(Saved entries)
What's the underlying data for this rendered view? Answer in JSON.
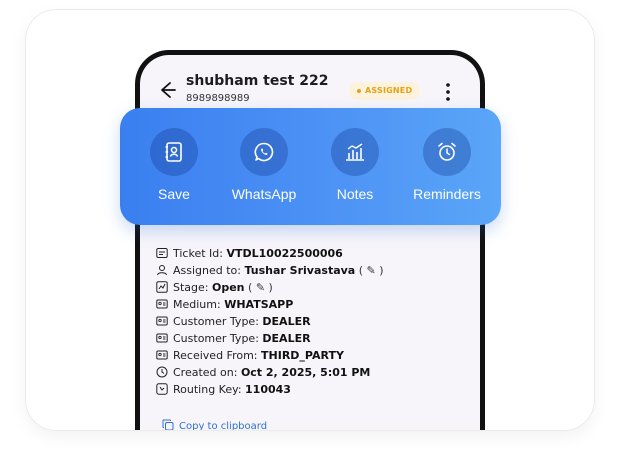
{
  "contact": {
    "name": "shubham test 222",
    "phone": "8989898989",
    "status": "ASSIGNED"
  },
  "actions": [
    {
      "label": "Save",
      "icon": "contact-book-icon"
    },
    {
      "label": "WhatsApp",
      "icon": "whatsapp-icon"
    },
    {
      "label": "Notes",
      "icon": "notes-icon"
    },
    {
      "label": "Reminders",
      "icon": "alarm-clock-icon"
    }
  ],
  "details": [
    {
      "label": "Ticket Id:",
      "value": "VTDL10022500006",
      "icon": "ticket-icon"
    },
    {
      "label": "Assigned to:",
      "value": "Tushar Srivastava",
      "suffix": "( ✎ )",
      "icon": "person-icon"
    },
    {
      "label": "Stage:",
      "value": "Open",
      "suffix": "( ✎ )",
      "icon": "stage-icon"
    },
    {
      "label": "Medium:",
      "value": "WHATSAPP",
      "icon": "id-card-icon"
    },
    {
      "label": "Customer Type:",
      "value": "DEALER",
      "icon": "id-card-icon"
    },
    {
      "label": "Customer Type:",
      "value": "DEALER",
      "icon": "id-card-icon"
    },
    {
      "label": "Received From:",
      "value": "THIRD_PARTY",
      "icon": "id-card-icon"
    },
    {
      "label": "Created on:",
      "value": "Oct 2, 2025, 5:01 PM",
      "icon": "clock-icon"
    },
    {
      "label": "Routing Key:",
      "value": "110043",
      "icon": "key-icon"
    }
  ],
  "copy_label": "Copy to clipboard",
  "colors": {
    "accent": "#3a7ff0",
    "badge_text": "#e3a21a",
    "badge_bg": "#fdf3dc"
  }
}
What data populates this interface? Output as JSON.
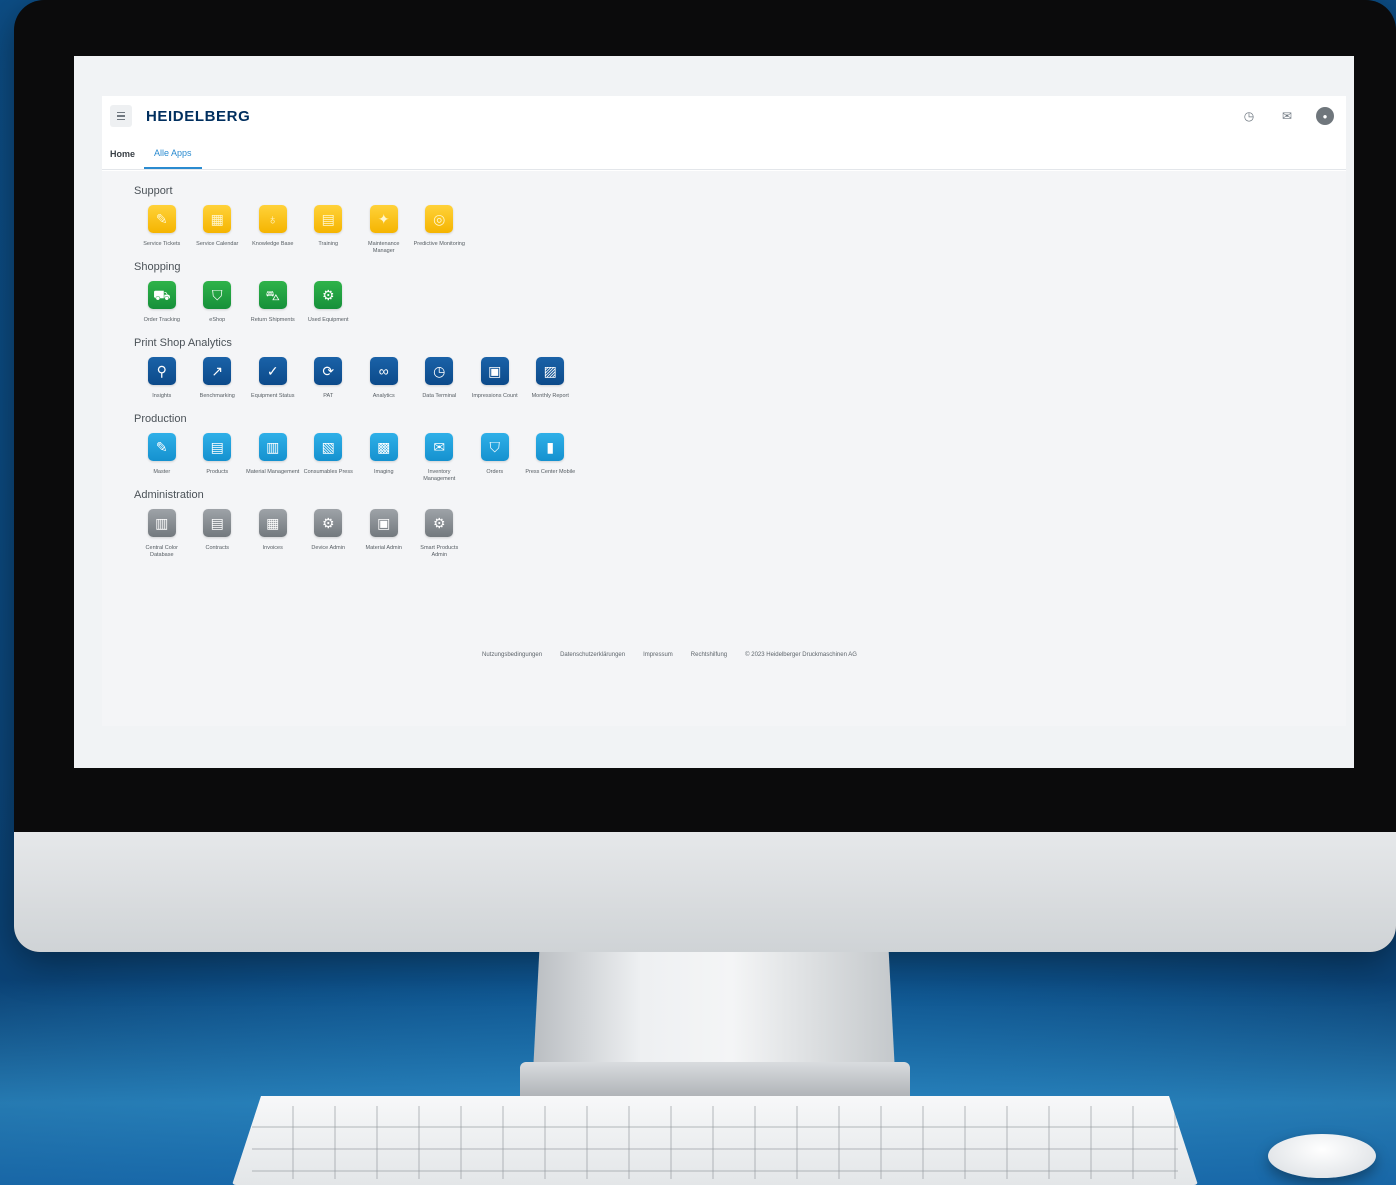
{
  "header": {
    "brand": "HEIDELBERG",
    "menu_icon": "hamburger-icon",
    "right_icons": [
      "help-icon",
      "mail-icon",
      "avatar-icon"
    ]
  },
  "tabs": [
    {
      "label": "Home"
    },
    {
      "label": "Alle Apps"
    }
  ],
  "sections": [
    {
      "title": "Support",
      "color": "#f5b400",
      "apps": [
        {
          "label": "Service Tickets",
          "icon": "ticket-icon",
          "glyph": "✎"
        },
        {
          "label": "Service Calendar",
          "icon": "calendar-icon",
          "glyph": "▦"
        },
        {
          "label": "Knowledge Base",
          "icon": "lightbulb-icon",
          "glyph": "♁"
        },
        {
          "label": "Training",
          "icon": "training-icon",
          "glyph": "▤"
        },
        {
          "label": "Maintenance Manager",
          "icon": "wrench-icon",
          "glyph": "✦"
        },
        {
          "label": "Predictive Monitoring",
          "icon": "monitoring-icon",
          "glyph": "◎"
        }
      ]
    },
    {
      "title": "Shopping",
      "color": "#16903a",
      "apps": [
        {
          "label": "Order Tracking",
          "icon": "truck-icon",
          "glyph": "⛟"
        },
        {
          "label": "eShop",
          "icon": "cart-icon",
          "glyph": "⛉"
        },
        {
          "label": "Return Shipments",
          "icon": "return-icon",
          "glyph": "⛍"
        },
        {
          "label": "Used Equipment",
          "icon": "equipment-icon",
          "glyph": "⚙"
        }
      ]
    },
    {
      "title": "Print Shop Analytics",
      "color": "#0c4a8a",
      "apps": [
        {
          "label": "Insights",
          "icon": "insights-icon",
          "glyph": "⚲"
        },
        {
          "label": "Benchmarking",
          "icon": "benchmark-icon",
          "glyph": "↗"
        },
        {
          "label": "Equipment Status",
          "icon": "status-icon",
          "glyph": "✓"
        },
        {
          "label": "PAT",
          "icon": "pat-icon",
          "glyph": "⟳"
        },
        {
          "label": "Analytics",
          "icon": "analytics-icon",
          "glyph": "∞"
        },
        {
          "label": "Data Terminal",
          "icon": "timer-icon",
          "glyph": "◷"
        },
        {
          "label": "Impressions Count",
          "icon": "count-icon",
          "glyph": "▣"
        },
        {
          "label": "Monthly Report",
          "icon": "report-icon",
          "glyph": "▨"
        }
      ]
    },
    {
      "title": "Production",
      "color": "#1591cf",
      "apps": [
        {
          "label": "Master",
          "icon": "master-icon",
          "glyph": "✎"
        },
        {
          "label": "Products",
          "icon": "products-icon",
          "glyph": "▤"
        },
        {
          "label": "Material Management",
          "icon": "material-icon",
          "glyph": "▥"
        },
        {
          "label": "Consumables Press",
          "icon": "consumables-icon",
          "glyph": "▧"
        },
        {
          "label": "Imaging",
          "icon": "imaging-icon",
          "glyph": "▩"
        },
        {
          "label": "Inventory Management",
          "icon": "inventory-icon",
          "glyph": "✉"
        },
        {
          "label": "Orders",
          "icon": "orders-icon",
          "glyph": "⛉"
        },
        {
          "label": "Press Center Mobile",
          "icon": "mobile-icon",
          "glyph": "▮"
        }
      ]
    },
    {
      "title": "Administration",
      "color": "#73797e",
      "apps": [
        {
          "label": "Central Color Database",
          "icon": "color-db-icon",
          "glyph": "▥"
        },
        {
          "label": "Contracts",
          "icon": "contracts-icon",
          "glyph": "▤"
        },
        {
          "label": "Invoices",
          "icon": "invoice-icon",
          "glyph": "▦"
        },
        {
          "label": "Device Admin",
          "icon": "device-icon",
          "glyph": "⚙"
        },
        {
          "label": "Material Admin",
          "icon": "material-admin-icon",
          "glyph": "▣"
        },
        {
          "label": "Smart Products Admin",
          "icon": "smart-products-icon",
          "glyph": "⚙"
        }
      ]
    }
  ],
  "footer": {
    "links": [
      "Nutzungsbedingungen",
      "Datenschutzerklärungen",
      "Impressum",
      "Rechtshilfung"
    ],
    "copyright": "© 2023 Heidelberger Druckmaschinen AG"
  }
}
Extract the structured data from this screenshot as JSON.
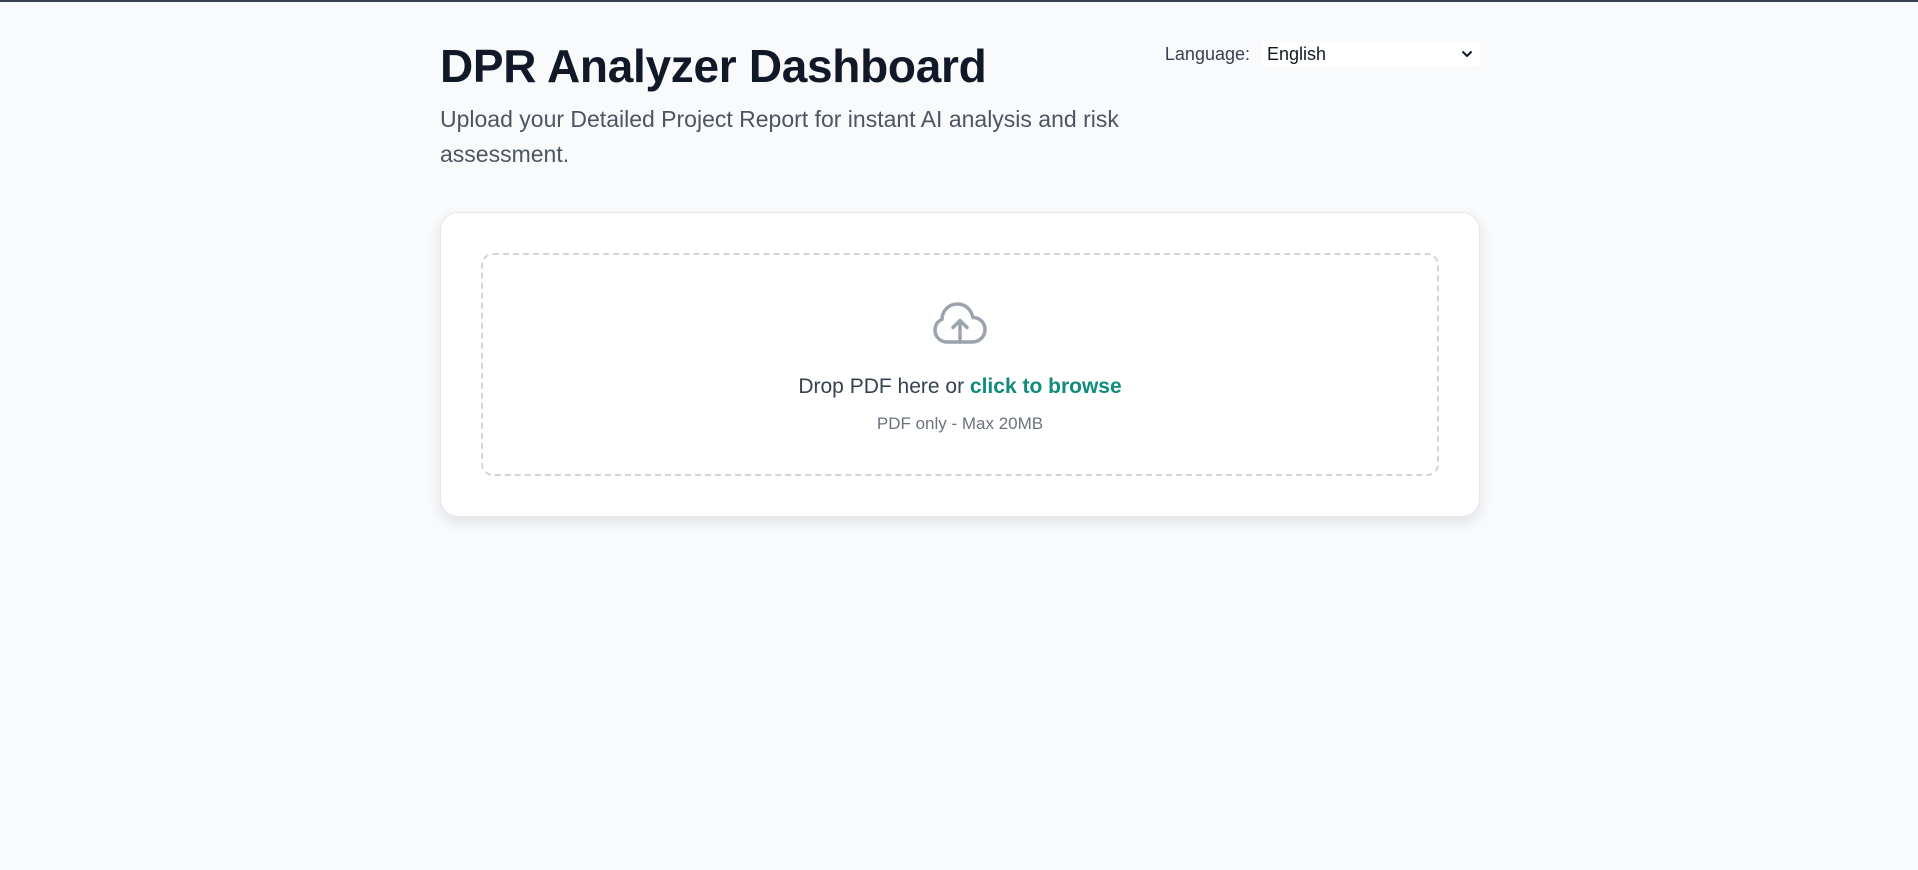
{
  "header": {
    "title": "DPR Analyzer Dashboard",
    "subtitle": "Upload your Detailed Project Report for instant AI analysis and risk assessment."
  },
  "language": {
    "label": "Language:",
    "selected": "English"
  },
  "upload": {
    "icon": "cloud-upload-icon",
    "prompt": "Drop PDF here or",
    "browse_label": "click to browse",
    "hint": "PDF only - Max 20MB"
  },
  "colors": {
    "accent": "#0f8b7e",
    "background": "#f8fafc",
    "title": "#111827"
  }
}
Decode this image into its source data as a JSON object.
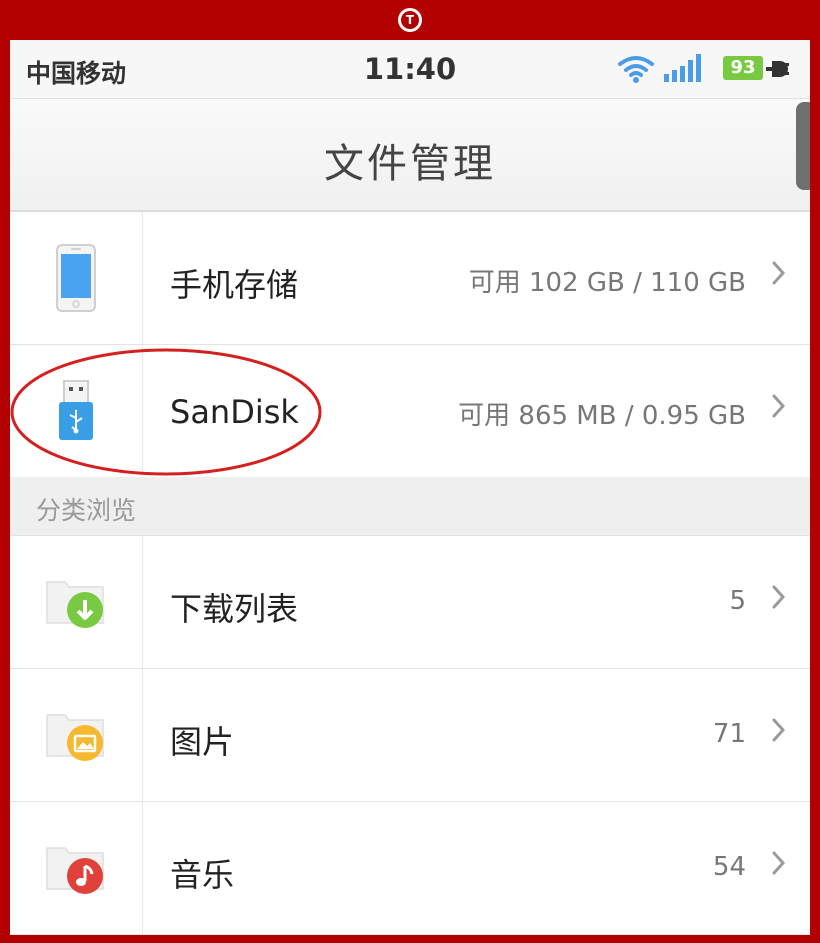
{
  "status_bar": {
    "carrier": "中国移动",
    "time": "11:40",
    "battery": "93"
  },
  "header": {
    "title": "文件管理"
  },
  "storage": [
    {
      "label": "手机存储",
      "info": "可用 102 GB / 110 GB",
      "icon": "phone-icon"
    },
    {
      "label": "SanDisk",
      "info": "可用 865 MB / 0.95 GB",
      "icon": "usb-drive-icon"
    }
  ],
  "categories": {
    "header": "分类浏览",
    "items": [
      {
        "label": "下载列表",
        "count": "5",
        "icon": "download-folder-icon"
      },
      {
        "label": "图片",
        "count": "71",
        "icon": "image-folder-icon"
      },
      {
        "label": "音乐",
        "count": "54",
        "icon": "music-folder-icon"
      }
    ]
  },
  "colors": {
    "frame": "#b30000",
    "annotation_ring": "#d42020",
    "download_badge": "#7ac943",
    "image_badge": "#f5b82e",
    "music_badge": "#e0413a",
    "battery": "#7ac943",
    "wifi": "#4a9be8"
  }
}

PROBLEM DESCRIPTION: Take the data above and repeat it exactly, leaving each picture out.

SOLUTION TO THIS EXERCISE:
What's the underlying data for this rendered view? Answer in JSON.
{
  "contact": {
    "name": "shubham test 222",
    "phone": "8989898989",
    "status": "ASSIGNED"
  },
  "actions": [
    {
      "label": "Save",
      "icon": "contact-book-icon"
    },
    {
      "label": "WhatsApp",
      "icon": "whatsapp-icon"
    },
    {
      "label": "Notes",
      "icon": "notes-icon"
    },
    {
      "label": "Reminders",
      "icon": "alarm-clock-icon"
    }
  ],
  "details": [
    {
      "label": "Ticket Id:",
      "value": "VTDL10022500006",
      "icon": "ticket-icon"
    },
    {
      "label": "Assigned to:",
      "value": "Tushar Srivastava",
      "suffix": "( ✎ )",
      "icon": "person-icon"
    },
    {
      "label": "Stage:",
      "value": "Open",
      "suffix": "( ✎ )",
      "icon": "stage-icon"
    },
    {
      "label": "Medium:",
      "value": "WHATSAPP",
      "icon": "id-card-icon"
    },
    {
      "label": "Customer Type:",
      "value": "DEALER",
      "icon": "id-card-icon"
    },
    {
      "label": "Customer Type:",
      "value": "DEALER",
      "icon": "id-card-icon"
    },
    {
      "label": "Received From:",
      "value": "THIRD_PARTY",
      "icon": "id-card-icon"
    },
    {
      "label": "Created on:",
      "value": "Oct 2, 2025, 5:01 PM",
      "icon": "clock-icon"
    },
    {
      "label": "Routing Key:",
      "value": "110043",
      "icon": "key-icon"
    }
  ],
  "copy_label": "Copy to clipboard",
  "colors": {
    "accent": "#3a7ff0",
    "badge_text": "#e3a21a",
    "badge_bg": "#fdf3dc"
  }
}
What data populates this interface? Output as JSON.
{
  "header": {
    "brand": "HEIDELBERG",
    "menu_icon": "hamburger-icon",
    "right_icons": [
      "help-icon",
      "mail-icon",
      "avatar-icon"
    ]
  },
  "tabs": [
    {
      "label": "Home"
    },
    {
      "label": "Alle Apps"
    }
  ],
  "sections": [
    {
      "title": "Support",
      "color": "#f5b400",
      "apps": [
        {
          "label": "Service Tickets",
          "icon": "ticket-icon",
          "glyph": "✎"
        },
        {
          "label": "Service Calendar",
          "icon": "calendar-icon",
          "glyph": "▦"
        },
        {
          "label": "Knowledge Base",
          "icon": "lightbulb-icon",
          "glyph": "♁"
        },
        {
          "label": "Training",
          "icon": "training-icon",
          "glyph": "▤"
        },
        {
          "label": "Maintenance Manager",
          "icon": "wrench-icon",
          "glyph": "✦"
        },
        {
          "label": "Predictive Monitoring",
          "icon": "monitoring-icon",
          "glyph": "◎"
        }
      ]
    },
    {
      "title": "Shopping",
      "color": "#16903a",
      "apps": [
        {
          "label": "Order Tracking",
          "icon": "truck-icon",
          "glyph": "⛟"
        },
        {
          "label": "eShop",
          "icon": "cart-icon",
          "glyph": "⛉"
        },
        {
          "label": "Return Shipments",
          "icon": "return-icon",
          "glyph": "⛍"
        },
        {
          "label": "Used Equipment",
          "icon": "equipment-icon",
          "glyph": "⚙"
        }
      ]
    },
    {
      "title": "Print Shop Analytics",
      "color": "#0c4a8a",
      "apps": [
        {
          "label": "Insights",
          "icon": "insights-icon",
          "glyph": "⚲"
        },
        {
          "label": "Benchmarking",
          "icon": "benchmark-icon",
          "glyph": "↗"
        },
        {
          "label": "Equipment Status",
          "icon": "status-icon",
          "glyph": "✓"
        },
        {
          "label": "PAT",
          "icon": "pat-icon",
          "glyph": "⟳"
        },
        {
          "label": "Analytics",
          "icon": "analytics-icon",
          "glyph": "∞"
        },
        {
          "label": "Data Terminal",
          "icon": "timer-icon",
          "glyph": "◷"
        },
        {
          "label": "Impressions Count",
          "icon": "count-icon",
          "glyph": "▣"
        },
        {
          "label": "Monthly Report",
          "icon": "report-icon",
          "glyph": "▨"
        }
      ]
    },
    {
      "title": "Production",
      "color": "#1591cf",
      "apps": [
        {
          "label": "Master",
          "icon": "master-icon",
          "glyph": "✎"
        },
        {
          "label": "Products",
          "icon": "products-icon",
          "glyph": "▤"
        },
        {
          "label": "Material Management",
          "icon": "material-icon",
          "glyph": "▥"
        },
        {
          "label": "Consumables Press",
          "icon": "consumables-icon",
          "glyph": "▧"
        },
        {
          "label": "Imaging",
          "icon": "imaging-icon",
          "glyph": "▩"
        },
        {
          "label": "Inventory Management",
          "icon": "inventory-icon",
          "glyph": "✉"
        },
        {
          "label": "Orders",
          "icon": "orders-icon",
          "glyph": "⛉"
        },
        {
          "label": "Press Center Mobile",
          "icon": "mobile-icon",
          "glyph": "▮"
        }
      ]
    },
    {
      "title": "Administration",
      "color": "#73797e",
      "apps": [
        {
          "label": "Central Color Database",
          "icon": "color-db-icon",
          "glyph": "▥"
        },
        {
          "label": "Contracts",
          "icon": "contracts-icon",
          "glyph": "▤"
        },
        {
          "label": "Invoices",
          "icon": "invoice-icon",
          "glyph": "▦"
        },
        {
          "label": "Device Admin",
          "icon": "device-icon",
          "glyph": "⚙"
        },
        {
          "label": "Material Admin",
          "icon": "material-admin-icon",
          "glyph": "▣"
        },
        {
          "label": "Smart Products Admin",
          "icon": "smart-products-icon",
          "glyph": "⚙"
        }
      ]
    }
  ],
  "footer": {
    "links": [
      "Nutzungsbedingungen",
      "Datenschutzerklärungen",
      "Impressum",
      "Rechtshilfung"
    ],
    "copyright": "© 2023 Heidelberger Druckmaschinen AG"
  }
}
Extract the structured data from this screenshot as JSON.
{
  "header": {
    "title": "DPR Analyzer Dashboard",
    "subtitle": "Upload your Detailed Project Report for instant AI analysis and risk assessment."
  },
  "language": {
    "label": "Language:",
    "selected": "English"
  },
  "upload": {
    "icon": "cloud-upload-icon",
    "prompt": "Drop PDF here or",
    "browse_label": "click to browse",
    "hint": "PDF only - Max 20MB"
  },
  "colors": {
    "accent": "#0f8b7e",
    "background": "#f8fafc",
    "title": "#111827"
  }
}
Decode this image into its source data as a JSON object.
{
  "status_bar": {
    "carrier": "中国移动",
    "time": "11:40",
    "battery": "93"
  },
  "header": {
    "title": "文件管理"
  },
  "storage": [
    {
      "label": "手机存储",
      "info": "可用 102 GB / 110 GB",
      "icon": "phone-icon"
    },
    {
      "label": "SanDisk",
      "info": "可用 865 MB / 0.95 GB",
      "icon": "usb-drive-icon"
    }
  ],
  "categories": {
    "header": "分类浏览",
    "items": [
      {
        "label": "下载列表",
        "count": "5",
        "icon": "download-folder-icon"
      },
      {
        "label": "图片",
        "count": "71",
        "icon": "image-folder-icon"
      },
      {
        "label": "音乐",
        "count": "54",
        "icon": "music-folder-icon"
      }
    ]
  },
  "colors": {
    "frame": "#b30000",
    "annotation_ring": "#d42020",
    "download_badge": "#7ac943",
    "image_badge": "#f5b82e",
    "music_badge": "#e0413a",
    "battery": "#7ac943",
    "wifi": "#4a9be8"
  }
}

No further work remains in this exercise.